Renewables pipeline shows evidence of developer appetite
The research highlights the total capacity of tracked sites in the pipeline stands at 38.7 gigawatts across 845 locations. The majority of projects are classed as ‘awaiting construction’, accounting for 22.9 gigawatts of the pipeline. Lucy Dolton, Analyst at Cornwall Insight, said:
“Unsurprisingly, more established technologies such as battery storage, solar PV, onshore and offshore wind currently dominate those projects progressing to ‘awaiting construction’, but also to ‘under construction’ and ‘operational’ development statuses. Of the 38.7-gigawatt pipeline, the data shows 3.2 gigawatts have confirmed Transmission Entry Capacity (TEC) to connect to the system. A further 66 per cent is forecasted to connect at the transmission level, if developed, with the remaining 33 per cent at distribution level."
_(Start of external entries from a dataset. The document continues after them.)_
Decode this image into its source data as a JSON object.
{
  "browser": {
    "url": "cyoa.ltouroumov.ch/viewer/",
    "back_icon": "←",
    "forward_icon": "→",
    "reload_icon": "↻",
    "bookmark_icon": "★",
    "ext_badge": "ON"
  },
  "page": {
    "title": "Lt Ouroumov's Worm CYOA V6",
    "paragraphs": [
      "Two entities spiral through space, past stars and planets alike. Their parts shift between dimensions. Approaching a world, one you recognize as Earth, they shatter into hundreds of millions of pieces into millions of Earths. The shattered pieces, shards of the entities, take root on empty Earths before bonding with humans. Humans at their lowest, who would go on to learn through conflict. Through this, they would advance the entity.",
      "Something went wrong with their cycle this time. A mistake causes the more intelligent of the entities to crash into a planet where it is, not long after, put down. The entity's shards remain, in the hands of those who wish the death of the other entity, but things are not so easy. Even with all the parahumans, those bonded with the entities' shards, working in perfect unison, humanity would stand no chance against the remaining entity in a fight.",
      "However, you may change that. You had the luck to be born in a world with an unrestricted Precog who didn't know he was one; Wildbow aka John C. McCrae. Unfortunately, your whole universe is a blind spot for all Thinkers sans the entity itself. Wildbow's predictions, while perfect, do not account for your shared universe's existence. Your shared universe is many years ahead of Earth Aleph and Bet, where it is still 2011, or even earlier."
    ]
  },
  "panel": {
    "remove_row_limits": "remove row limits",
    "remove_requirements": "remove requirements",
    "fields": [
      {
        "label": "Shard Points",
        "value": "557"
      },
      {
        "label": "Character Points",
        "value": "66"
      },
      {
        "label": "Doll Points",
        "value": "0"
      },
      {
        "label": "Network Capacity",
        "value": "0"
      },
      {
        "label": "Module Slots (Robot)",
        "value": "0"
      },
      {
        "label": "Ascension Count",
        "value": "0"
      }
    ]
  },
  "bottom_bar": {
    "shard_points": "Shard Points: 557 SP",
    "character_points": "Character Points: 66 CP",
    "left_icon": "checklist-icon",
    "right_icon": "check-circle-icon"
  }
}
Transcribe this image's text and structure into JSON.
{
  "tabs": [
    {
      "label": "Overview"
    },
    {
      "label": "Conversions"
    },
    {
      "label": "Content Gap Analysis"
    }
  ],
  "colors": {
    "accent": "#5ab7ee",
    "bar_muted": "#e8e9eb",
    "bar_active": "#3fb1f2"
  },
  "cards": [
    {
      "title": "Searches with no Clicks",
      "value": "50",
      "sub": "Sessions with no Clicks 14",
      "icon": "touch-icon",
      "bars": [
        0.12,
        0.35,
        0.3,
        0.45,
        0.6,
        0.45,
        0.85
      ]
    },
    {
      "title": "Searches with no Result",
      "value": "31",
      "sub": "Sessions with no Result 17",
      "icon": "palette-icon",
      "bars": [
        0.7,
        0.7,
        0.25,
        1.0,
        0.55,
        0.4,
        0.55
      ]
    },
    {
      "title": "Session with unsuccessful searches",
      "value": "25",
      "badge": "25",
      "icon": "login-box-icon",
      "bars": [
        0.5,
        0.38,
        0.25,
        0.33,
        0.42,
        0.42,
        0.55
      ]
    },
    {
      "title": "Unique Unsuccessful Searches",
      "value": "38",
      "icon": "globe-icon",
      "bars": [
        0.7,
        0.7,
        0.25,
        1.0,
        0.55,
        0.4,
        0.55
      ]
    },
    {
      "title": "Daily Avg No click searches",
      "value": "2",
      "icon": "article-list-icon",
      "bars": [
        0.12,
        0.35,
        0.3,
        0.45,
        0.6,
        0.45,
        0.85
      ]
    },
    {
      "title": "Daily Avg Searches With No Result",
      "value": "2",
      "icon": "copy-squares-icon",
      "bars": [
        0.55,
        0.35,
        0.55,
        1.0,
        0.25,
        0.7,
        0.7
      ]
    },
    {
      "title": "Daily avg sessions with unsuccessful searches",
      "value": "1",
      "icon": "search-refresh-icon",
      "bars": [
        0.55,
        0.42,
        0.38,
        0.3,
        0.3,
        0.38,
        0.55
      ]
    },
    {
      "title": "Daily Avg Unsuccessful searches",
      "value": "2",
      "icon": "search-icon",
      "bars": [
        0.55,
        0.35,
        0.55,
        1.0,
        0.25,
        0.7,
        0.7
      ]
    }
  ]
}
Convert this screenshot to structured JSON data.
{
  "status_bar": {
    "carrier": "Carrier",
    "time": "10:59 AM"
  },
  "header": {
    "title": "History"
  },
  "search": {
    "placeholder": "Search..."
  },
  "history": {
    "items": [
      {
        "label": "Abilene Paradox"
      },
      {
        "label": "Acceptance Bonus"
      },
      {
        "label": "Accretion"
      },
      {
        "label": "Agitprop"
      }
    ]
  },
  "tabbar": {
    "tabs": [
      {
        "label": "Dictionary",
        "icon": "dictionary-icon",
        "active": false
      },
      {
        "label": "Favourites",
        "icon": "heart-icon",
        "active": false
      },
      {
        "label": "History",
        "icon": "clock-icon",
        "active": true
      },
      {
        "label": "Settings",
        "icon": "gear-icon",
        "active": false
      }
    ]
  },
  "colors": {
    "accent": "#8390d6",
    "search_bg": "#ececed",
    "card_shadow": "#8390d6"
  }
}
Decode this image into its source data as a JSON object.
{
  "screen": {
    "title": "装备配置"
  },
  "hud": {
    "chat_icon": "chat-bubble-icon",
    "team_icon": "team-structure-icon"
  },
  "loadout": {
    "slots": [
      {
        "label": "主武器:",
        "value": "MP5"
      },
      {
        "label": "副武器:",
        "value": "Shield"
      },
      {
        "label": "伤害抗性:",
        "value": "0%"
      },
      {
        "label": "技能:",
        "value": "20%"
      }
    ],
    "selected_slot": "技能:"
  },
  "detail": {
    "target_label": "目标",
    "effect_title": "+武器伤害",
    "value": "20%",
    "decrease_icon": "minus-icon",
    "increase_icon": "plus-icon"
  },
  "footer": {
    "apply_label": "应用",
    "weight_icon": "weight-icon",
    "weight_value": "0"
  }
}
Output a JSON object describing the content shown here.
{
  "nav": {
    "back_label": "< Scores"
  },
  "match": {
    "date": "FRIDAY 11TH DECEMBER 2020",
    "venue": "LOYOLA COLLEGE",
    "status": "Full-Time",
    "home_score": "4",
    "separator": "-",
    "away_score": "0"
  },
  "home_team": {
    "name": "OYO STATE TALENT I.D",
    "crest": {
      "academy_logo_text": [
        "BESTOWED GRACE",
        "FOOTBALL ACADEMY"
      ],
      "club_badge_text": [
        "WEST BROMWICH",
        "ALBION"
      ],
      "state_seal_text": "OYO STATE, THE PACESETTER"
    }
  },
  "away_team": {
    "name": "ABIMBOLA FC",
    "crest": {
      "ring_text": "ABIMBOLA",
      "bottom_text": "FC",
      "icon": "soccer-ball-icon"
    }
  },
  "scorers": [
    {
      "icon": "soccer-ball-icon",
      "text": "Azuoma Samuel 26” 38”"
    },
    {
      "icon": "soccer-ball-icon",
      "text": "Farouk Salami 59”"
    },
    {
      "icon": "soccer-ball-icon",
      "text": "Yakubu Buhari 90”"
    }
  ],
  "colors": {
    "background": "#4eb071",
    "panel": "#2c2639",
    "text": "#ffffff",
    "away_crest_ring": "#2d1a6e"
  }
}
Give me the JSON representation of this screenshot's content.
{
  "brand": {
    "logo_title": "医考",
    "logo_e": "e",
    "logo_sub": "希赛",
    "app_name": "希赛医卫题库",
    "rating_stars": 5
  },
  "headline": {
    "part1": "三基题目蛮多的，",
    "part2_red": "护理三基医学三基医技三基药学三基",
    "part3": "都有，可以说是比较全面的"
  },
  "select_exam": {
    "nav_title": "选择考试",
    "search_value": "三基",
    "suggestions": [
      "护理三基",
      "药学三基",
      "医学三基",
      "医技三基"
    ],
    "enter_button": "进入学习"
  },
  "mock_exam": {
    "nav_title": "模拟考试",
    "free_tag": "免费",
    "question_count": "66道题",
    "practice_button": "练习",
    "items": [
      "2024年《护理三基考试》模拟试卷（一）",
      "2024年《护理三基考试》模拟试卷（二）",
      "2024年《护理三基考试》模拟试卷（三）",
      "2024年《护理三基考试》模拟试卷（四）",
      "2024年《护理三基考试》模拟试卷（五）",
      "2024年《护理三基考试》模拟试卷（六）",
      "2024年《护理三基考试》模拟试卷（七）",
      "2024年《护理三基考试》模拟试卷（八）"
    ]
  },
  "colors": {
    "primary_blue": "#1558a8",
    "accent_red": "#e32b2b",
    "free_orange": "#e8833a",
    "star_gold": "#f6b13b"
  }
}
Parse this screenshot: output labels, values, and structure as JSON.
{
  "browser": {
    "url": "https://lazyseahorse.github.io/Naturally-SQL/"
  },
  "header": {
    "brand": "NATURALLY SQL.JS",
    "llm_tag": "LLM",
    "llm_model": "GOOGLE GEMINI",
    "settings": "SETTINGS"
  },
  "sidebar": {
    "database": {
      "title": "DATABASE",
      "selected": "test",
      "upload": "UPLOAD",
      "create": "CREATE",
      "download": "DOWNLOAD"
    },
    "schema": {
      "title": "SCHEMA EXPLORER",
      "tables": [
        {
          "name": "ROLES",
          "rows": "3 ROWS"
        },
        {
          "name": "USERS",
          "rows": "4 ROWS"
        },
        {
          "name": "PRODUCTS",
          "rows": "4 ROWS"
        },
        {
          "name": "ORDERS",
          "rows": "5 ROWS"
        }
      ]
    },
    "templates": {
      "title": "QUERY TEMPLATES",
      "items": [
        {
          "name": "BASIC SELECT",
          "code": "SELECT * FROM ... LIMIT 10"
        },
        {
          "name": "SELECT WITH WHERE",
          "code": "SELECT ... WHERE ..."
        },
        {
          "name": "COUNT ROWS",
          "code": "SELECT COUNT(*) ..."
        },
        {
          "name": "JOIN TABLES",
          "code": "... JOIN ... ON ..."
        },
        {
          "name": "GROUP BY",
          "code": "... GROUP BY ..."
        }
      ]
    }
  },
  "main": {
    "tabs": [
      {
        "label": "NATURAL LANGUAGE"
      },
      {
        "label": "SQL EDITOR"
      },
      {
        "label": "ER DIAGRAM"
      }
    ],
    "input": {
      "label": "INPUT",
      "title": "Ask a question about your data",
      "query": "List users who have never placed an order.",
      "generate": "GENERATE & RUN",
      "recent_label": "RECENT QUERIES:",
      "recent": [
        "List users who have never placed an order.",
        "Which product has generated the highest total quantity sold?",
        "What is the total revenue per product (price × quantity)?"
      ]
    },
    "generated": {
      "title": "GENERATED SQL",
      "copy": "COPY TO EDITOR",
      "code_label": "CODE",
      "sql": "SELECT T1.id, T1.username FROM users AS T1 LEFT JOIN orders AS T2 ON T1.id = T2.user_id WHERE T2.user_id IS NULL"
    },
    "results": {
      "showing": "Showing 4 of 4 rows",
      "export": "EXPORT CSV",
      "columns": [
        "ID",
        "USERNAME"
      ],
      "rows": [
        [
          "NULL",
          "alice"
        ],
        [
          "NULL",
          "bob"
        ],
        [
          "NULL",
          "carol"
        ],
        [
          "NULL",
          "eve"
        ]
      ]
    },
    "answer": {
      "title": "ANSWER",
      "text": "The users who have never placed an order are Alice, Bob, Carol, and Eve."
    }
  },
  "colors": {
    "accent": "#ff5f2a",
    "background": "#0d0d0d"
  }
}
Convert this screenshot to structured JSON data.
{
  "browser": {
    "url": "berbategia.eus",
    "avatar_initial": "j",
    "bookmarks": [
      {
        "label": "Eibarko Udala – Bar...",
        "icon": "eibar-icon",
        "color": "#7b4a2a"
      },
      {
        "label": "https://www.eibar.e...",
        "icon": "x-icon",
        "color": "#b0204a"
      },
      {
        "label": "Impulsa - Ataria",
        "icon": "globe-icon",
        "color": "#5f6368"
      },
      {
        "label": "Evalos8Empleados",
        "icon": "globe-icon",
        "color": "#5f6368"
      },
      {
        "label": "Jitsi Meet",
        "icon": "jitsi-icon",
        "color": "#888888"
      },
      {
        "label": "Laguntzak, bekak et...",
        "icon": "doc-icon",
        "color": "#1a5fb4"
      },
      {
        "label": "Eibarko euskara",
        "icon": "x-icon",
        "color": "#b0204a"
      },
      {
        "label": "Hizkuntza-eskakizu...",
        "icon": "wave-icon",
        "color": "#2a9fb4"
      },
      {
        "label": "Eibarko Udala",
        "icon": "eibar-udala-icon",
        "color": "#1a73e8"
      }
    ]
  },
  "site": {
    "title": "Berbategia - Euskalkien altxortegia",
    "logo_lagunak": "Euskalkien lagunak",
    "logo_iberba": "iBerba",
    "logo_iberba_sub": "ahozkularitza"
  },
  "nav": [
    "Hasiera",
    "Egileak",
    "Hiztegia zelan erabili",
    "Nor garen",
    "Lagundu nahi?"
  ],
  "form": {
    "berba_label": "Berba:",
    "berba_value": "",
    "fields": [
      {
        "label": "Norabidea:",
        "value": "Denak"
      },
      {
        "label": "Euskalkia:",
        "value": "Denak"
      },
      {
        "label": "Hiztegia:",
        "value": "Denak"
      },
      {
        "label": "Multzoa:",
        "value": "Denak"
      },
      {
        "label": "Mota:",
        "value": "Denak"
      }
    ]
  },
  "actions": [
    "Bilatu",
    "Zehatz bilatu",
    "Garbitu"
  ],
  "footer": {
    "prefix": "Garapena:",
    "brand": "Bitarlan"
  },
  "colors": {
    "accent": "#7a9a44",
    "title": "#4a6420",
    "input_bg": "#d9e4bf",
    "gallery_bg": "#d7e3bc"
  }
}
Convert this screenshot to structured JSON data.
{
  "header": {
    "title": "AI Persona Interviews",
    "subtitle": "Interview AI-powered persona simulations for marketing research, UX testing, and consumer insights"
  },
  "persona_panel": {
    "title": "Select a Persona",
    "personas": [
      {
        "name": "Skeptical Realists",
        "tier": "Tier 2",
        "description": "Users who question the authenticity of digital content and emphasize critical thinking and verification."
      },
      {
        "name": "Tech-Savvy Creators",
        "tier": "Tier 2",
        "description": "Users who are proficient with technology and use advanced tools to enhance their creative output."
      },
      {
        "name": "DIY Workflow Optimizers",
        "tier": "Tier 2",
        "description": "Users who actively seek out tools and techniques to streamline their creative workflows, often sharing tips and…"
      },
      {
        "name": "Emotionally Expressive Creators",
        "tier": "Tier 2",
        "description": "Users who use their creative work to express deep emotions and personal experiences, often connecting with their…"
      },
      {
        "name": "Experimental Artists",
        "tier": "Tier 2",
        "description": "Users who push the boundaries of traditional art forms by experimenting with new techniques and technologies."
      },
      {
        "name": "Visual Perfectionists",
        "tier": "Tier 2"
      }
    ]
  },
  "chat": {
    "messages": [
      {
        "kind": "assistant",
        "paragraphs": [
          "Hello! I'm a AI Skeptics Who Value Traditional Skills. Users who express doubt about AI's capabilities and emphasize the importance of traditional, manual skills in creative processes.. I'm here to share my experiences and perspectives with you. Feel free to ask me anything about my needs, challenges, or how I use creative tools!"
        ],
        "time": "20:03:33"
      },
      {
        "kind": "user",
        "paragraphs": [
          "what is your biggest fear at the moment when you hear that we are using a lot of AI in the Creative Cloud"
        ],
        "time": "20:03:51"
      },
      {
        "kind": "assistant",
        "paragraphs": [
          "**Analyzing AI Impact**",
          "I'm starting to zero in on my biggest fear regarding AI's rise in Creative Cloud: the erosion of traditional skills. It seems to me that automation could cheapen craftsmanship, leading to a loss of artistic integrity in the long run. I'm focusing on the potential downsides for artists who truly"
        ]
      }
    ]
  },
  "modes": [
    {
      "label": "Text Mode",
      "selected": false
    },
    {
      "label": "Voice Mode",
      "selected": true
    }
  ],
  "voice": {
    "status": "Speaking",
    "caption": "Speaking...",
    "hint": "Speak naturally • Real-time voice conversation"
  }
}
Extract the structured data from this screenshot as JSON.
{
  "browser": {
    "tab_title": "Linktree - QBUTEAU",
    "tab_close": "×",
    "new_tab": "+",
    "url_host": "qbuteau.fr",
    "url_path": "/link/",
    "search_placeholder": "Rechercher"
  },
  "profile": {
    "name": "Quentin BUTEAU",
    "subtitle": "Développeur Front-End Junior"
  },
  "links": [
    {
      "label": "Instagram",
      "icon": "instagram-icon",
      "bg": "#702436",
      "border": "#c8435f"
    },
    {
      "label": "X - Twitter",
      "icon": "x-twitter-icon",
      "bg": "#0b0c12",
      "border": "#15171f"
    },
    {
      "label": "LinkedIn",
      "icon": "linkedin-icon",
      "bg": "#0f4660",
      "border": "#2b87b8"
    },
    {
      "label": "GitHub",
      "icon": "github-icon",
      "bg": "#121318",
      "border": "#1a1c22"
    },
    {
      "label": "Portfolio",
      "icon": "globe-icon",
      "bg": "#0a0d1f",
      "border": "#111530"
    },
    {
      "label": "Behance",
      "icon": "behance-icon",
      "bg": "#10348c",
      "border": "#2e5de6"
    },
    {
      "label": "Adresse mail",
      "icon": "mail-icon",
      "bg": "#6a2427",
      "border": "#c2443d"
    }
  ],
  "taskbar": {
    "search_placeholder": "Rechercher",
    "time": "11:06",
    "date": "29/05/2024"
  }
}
Ms Dolton went on to say: “Standalone battery is a key pipeline technology, accounting for the largest share by technology type in 8 out of 14 DNO regions, followed by solar PV. Offshore wind is expected to dominate transmission connections, but, notably, more large-scale onshore wind and even solar PV assets are likely to seek transmission connections. This is likely due to the economies of scale new sites are looking to achieve, especially those going subsidy-free. Integral to the development of the pipeline is the presence of confirmed routes to market. At present, our analysis indicates two confirmed Power Purchase Agreements (PPAs), both of which are associated with subsidy-free solar projects. Ten sites have Corporate PPAs (CPPAs) associated with mostly rooftop and ground-mounted solar sites, with two major onshore wind developments recently added.” (mfo)